Most parents are aware of the staggering number of children and adolescents affected by firearm violence in the United States. What parents may not realize is that in the United States, one out of every three homes with children has a gun, and that many of these firearms are kept unlocked or loaded. Every year thousands of children and adolescents are killed and injured as a result.
In response, we want to bring to your attention The ASK (Asking Saves Kids) Campaign. This movement promotes a simple idea that has the potential to help keep all kids safe. The Ask Campaign, created in collaboration with the American Academy of Pediatrics, encourages parents to ASK if there is an unlocked gun in the homes where their children play. Read More
As we begin 2018, the physicians, PAs, nurses, and staff of Willows Pediatrics would like to say how grateful we are for the support from our families as we gave back to our local community and beyond the past year. September 2017 was Childhood Cancer Awareness month, and families who purchased items at our bake sale helped support the fight against childhood cancer. Thirteen members of the Willows family participated in the Making Strides Against Breast Cancer Walk at Sherwood Island last October and contributed to breast cancer awareness and research. October 2017 was also when several of our physicians and staff sorted and packed food at the Connecticut Food Bank in Fairfield. Many thanks to our families who donated non-perishable food items during our food drive. 2017 ended with our Toys for Tots drive, part of the annual campaign run by the United States Marine Corps Reserve. Again, many thanks for the generosity of so many families who donated unopened toys to be given to children whose families were unable to purchase them on their own.
Our always popular baby group took a break from their normal newborn learning sessions to celebrate Halloween and the new friendships and bonds that develop during the weekly sessions. While their parents enjoyed baked goods and snacks, babies celebrated their first Halloween dressed in festive costumes. The Willows baby group is open to any of our parents with an infant from birth to 3 months of age, and meets in our office every Tuesday at 11 am. No appointment is needed, just bring yourself, any family members who want to join you, and your baby!

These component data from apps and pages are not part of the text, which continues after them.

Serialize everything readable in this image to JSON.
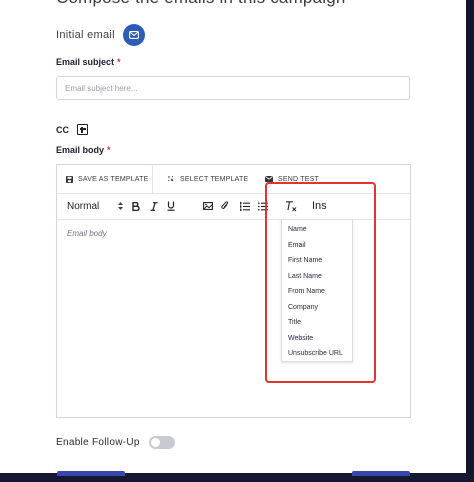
{
  "page": {
    "title": "Compose the emails in this campaign"
  },
  "initial_email": {
    "label": "Initial email",
    "icon": "envelope-icon"
  },
  "subject": {
    "label": "Email subject",
    "required_mark": "*",
    "placeholder": "Email subject here...",
    "value": ""
  },
  "cc": {
    "label": "CC",
    "add_icon": "plus-square-icon"
  },
  "body": {
    "label": "Email body",
    "required_mark": "*",
    "placeholder": "Email body",
    "actions": {
      "save_template": "SAVE AS TEMPLATE",
      "select_template": "SELECT TEMPLATE",
      "send_test": "SEND TEST"
    },
    "toolbar": {
      "format_select": "Normal",
      "insert_label": "Ins",
      "tools": [
        "bold-icon",
        "italic-icon",
        "underline-icon",
        "image-icon",
        "attachment-icon",
        "ordered-list-icon",
        "bullet-list-icon",
        "clear-format-icon"
      ]
    },
    "insert_menu": [
      "Name",
      "Email",
      "First Name",
      "Last Name",
      "From Name",
      "Company",
      "Title",
      "Website",
      "Unsubscribe URL"
    ]
  },
  "followup": {
    "label": "Enable Follow-Up",
    "enabled": false
  },
  "colors": {
    "accent": "#2d5bb8",
    "highlight": "#e0342f",
    "required": "#d2344a",
    "dark_bar": "#161730"
  }
}
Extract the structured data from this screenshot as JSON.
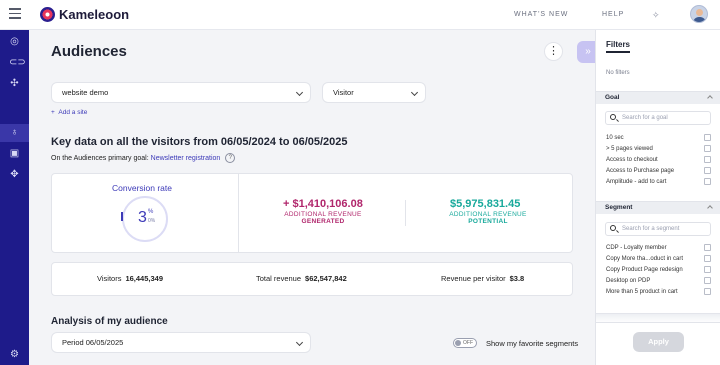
{
  "topbar": {
    "brand": "Kameleoon",
    "nav": [
      "WHAT'S NEW",
      "HELP"
    ]
  },
  "sidebar": {
    "icons": [
      "dashboard-icon",
      "toggle-icon",
      "experiments-icon",
      "lightbulb-icon",
      "image-icon",
      "move-icon",
      "settings-icon"
    ]
  },
  "main": {
    "title": "Audiences",
    "site_select": "website demo",
    "type_select": "Visitor",
    "add_site": "Add a site",
    "key_title": "Key data on all the visitors from 06/05/2024 to 06/05/2025",
    "goal_prefix": "On the Audiences primary goal:",
    "goal_link": "Newsletter registration",
    "conversion": {
      "title": "Conversion rate",
      "value": "3",
      "unit": "%",
      "sub": "0%"
    },
    "revenue_generated": {
      "value": "+ $1,410,106.08",
      "label_top": "ADDITIONAL REVENUE",
      "label_bottom": "GENERATED",
      "color": "#b0256b"
    },
    "revenue_potential": {
      "value": "$5,975,831.45",
      "label_top": "ADDITIONAL REVENUE",
      "label_bottom": "POTENTIAL",
      "color": "#17a99b"
    },
    "stats": {
      "visitors_label": "Visitors",
      "visitors_value": "16,445,349",
      "total_revenue_label": "Total revenue",
      "total_revenue_value": "$62,547,842",
      "rpv_label": "Revenue per visitor",
      "rpv_value": "$3.8"
    },
    "analysis_title": "Analysis of my audience",
    "period_select": "Period 06/05/2025",
    "toggle_state": "OFF",
    "toggle_label": "Show my favorite segments"
  },
  "filters": {
    "title": "Filters",
    "empty": "No filters",
    "goal": {
      "title": "Goal",
      "search_placeholder": "Search for a goal",
      "items": [
        "10 sec",
        "> 5 pages viewed",
        "Access to checkout",
        "Access to Purchase page",
        "Amplitude - add to cart"
      ]
    },
    "segment": {
      "title": "Segment",
      "search_placeholder": "Search for a segment",
      "items": [
        "CDP - Loyalty member",
        "Copy More tha...oduct in cart",
        "Copy Product Page redesign",
        "Desktop on PDP",
        "More than 5 product in cart"
      ]
    },
    "apply": "Apply"
  }
}
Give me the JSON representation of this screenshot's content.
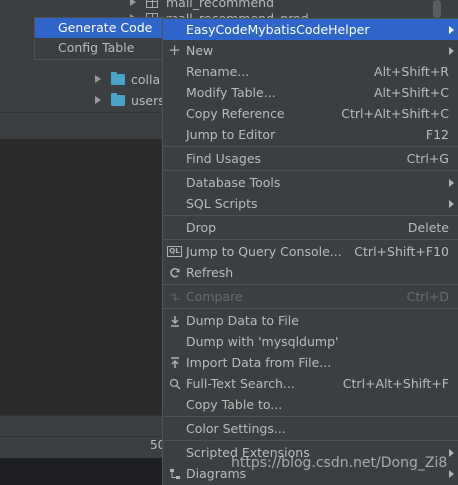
{
  "project_tree": {
    "items": [
      {
        "label": "mall_recommend",
        "icon": "table-icon"
      },
      {
        "label": "mall_recommend_prod",
        "icon": "table-icon"
      },
      {
        "label": "colla",
        "icon": "folder-icon"
      },
      {
        "label": "users",
        "icon": "folder-icon"
      }
    ]
  },
  "status_value": "50",
  "generator_popup": {
    "items": [
      {
        "label": "Generate Code",
        "selected": true
      },
      {
        "label": "Config Table",
        "selected": false
      }
    ]
  },
  "context_menu": {
    "items": {
      "easycode": {
        "label": "EasyCodeMybatisCodeHelper",
        "submenu": true,
        "selected": true
      },
      "new": {
        "label": "New",
        "icon": "plus-icon",
        "submenu": true
      },
      "rename": {
        "label": "Rename...",
        "shortcut": "Alt+Shift+R"
      },
      "modify_table": {
        "label": "Modify Table...",
        "shortcut": "Alt+Shift+C"
      },
      "copy_reference": {
        "label": "Copy Reference",
        "shortcut": "Ctrl+Alt+Shift+C"
      },
      "jump_to_editor": {
        "label": "Jump to Editor",
        "shortcut": "F12"
      },
      "find_usages": {
        "label": "Find Usages",
        "shortcut": "Ctrl+G"
      },
      "database_tools": {
        "label": "Database Tools",
        "submenu": true
      },
      "sql_scripts": {
        "label": "SQL Scripts",
        "submenu": true
      },
      "drop": {
        "label": "Drop",
        "shortcut": "Delete"
      },
      "jump_to_query_console": {
        "label": "Jump to Query Console...",
        "shortcut": "Ctrl+Shift+F10",
        "icon": "query-console-icon",
        "icon_text": "QL"
      },
      "refresh": {
        "label": "Refresh",
        "icon": "refresh-icon"
      },
      "compare": {
        "label": "Compare",
        "shortcut": "Ctrl+D",
        "icon": "compare-icon",
        "disabled": true
      },
      "dump_data_to_file": {
        "label": "Dump Data to File",
        "icon": "dump-icon"
      },
      "dump_with_mysqldump": {
        "label": "Dump with 'mysqldump'"
      },
      "import_data_from_file": {
        "label": "Import Data from File...",
        "icon": "import-icon"
      },
      "full_text_search": {
        "label": "Full-Text Search...",
        "shortcut": "Ctrl+Alt+Shift+F",
        "icon": "search-icon"
      },
      "copy_table_to": {
        "label": "Copy Table to..."
      },
      "color_settings": {
        "label": "Color Settings..."
      },
      "scripted_extensions": {
        "label": "Scripted Extensions",
        "submenu": true
      },
      "diagrams": {
        "label": "Diagrams",
        "submenu": true,
        "icon": "diagram-icon"
      }
    }
  },
  "watermark": "https://blog.csdn.net/Dong_Zi8",
  "colors": {
    "menu_bg": "#3c3f41",
    "selection": "#2f65ca",
    "text": "#bbbbbb",
    "disabled_text": "#6b6b6b",
    "editor_bg": "#2b2b2b",
    "folder": "#4aa3c8"
  }
}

Willows Pediatric Group has done it again! Based on data from the Connecticut Immunization Registry and Tracking System (CIRTS), we have achieved a 94% immunization rate at age 2 years, for our patients born in the year 2013. This has contributed to sustaining Connecticut’s high immunization rate. We are proud to continue our tradition of receiving this annual recognition from CIRTS.
The physicians, PA’s, and nurses at Willows are dedicated to informing parents about the benefits of vaccines, and vaccinating your children at an appropriate age to keep them protected from diseases.

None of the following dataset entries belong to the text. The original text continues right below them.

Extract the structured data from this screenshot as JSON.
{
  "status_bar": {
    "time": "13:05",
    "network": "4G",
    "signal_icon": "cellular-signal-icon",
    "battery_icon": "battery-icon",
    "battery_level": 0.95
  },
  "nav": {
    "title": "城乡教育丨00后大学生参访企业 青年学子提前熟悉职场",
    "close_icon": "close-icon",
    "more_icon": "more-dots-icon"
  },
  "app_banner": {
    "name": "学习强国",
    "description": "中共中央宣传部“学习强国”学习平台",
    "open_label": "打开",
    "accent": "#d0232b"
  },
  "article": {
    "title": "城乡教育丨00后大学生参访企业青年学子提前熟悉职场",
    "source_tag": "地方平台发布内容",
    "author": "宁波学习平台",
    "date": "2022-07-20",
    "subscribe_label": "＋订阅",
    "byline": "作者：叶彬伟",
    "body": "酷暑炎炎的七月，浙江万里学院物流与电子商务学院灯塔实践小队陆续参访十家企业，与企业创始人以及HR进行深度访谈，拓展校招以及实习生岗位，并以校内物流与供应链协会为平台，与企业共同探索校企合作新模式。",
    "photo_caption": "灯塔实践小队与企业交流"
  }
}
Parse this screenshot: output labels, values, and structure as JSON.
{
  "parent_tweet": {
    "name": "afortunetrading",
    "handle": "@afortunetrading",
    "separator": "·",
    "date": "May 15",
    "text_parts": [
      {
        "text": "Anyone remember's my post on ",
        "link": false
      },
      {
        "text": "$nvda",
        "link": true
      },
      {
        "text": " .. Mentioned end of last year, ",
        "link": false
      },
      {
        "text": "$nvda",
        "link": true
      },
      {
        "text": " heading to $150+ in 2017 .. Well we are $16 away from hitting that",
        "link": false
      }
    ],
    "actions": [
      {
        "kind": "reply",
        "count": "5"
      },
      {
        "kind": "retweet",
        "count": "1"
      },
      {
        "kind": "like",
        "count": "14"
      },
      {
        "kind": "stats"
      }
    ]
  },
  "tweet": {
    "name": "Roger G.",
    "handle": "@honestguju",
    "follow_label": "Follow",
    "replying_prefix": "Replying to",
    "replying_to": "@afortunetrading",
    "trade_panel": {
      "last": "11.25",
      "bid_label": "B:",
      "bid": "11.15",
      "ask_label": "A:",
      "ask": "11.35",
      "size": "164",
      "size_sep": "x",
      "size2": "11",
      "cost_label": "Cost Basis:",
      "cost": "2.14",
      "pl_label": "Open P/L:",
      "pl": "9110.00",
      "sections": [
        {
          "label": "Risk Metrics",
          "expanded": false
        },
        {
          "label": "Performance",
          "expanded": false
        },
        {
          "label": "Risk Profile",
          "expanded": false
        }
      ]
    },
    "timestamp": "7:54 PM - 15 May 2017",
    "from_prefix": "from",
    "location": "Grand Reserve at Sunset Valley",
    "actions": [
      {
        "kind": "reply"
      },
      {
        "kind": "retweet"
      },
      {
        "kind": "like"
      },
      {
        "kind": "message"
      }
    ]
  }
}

If your high-school-aged teen has struggled getting up for school in the morning, you are not alone. What has been commonly observed, that adolescents’ sleep cycle shifts as they hit puberty so that adolescents become night owls, have trouble waking up in the morning, and then experience excessive sleepiness during the day – has recently received national attention as a public health issue.
With the benefit of neuroscience we now know that teens aren’t just lazy; their natural sleep cycles make it difficult for them to fall asleep before 11:00 p.m. and wake up before 8:00 a.m. This is because adolescents’ biological sleep-wake cycle begins to shift two to three hours later at the start of puberty. This sleep-phase shift affects teenagers around the world, regardless of parenting methods, technology use, or sleep hygiene. Even adolescents in pre-industrial cultures without cell phones or computers develop the same sleep-cycle delay.

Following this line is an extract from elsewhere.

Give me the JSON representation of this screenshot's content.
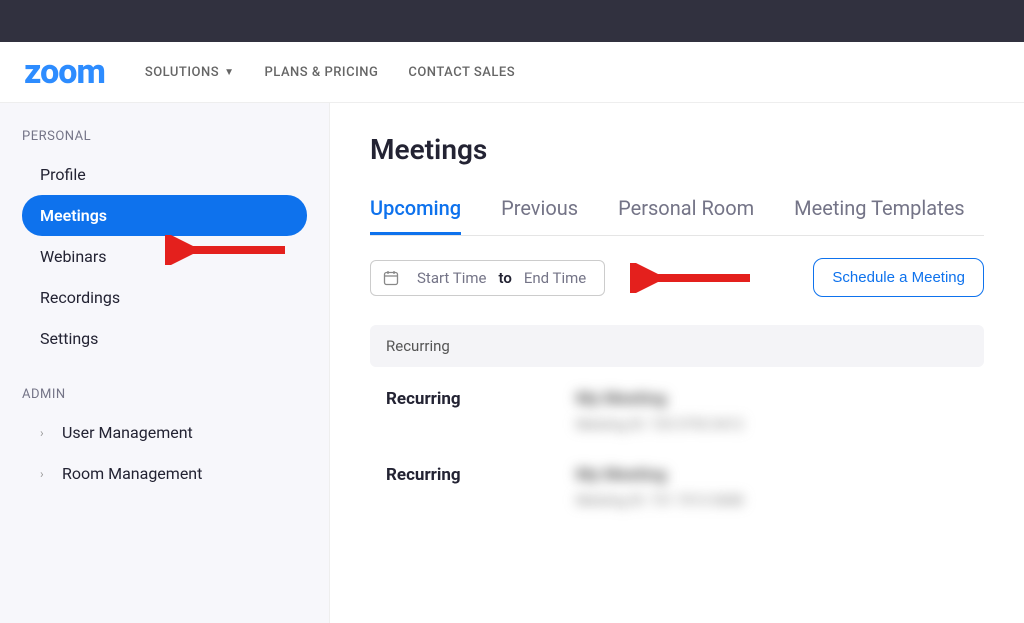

Enjoy these letters of appreciation to Dr. Peter Czuczka as he prepares for retirement next year.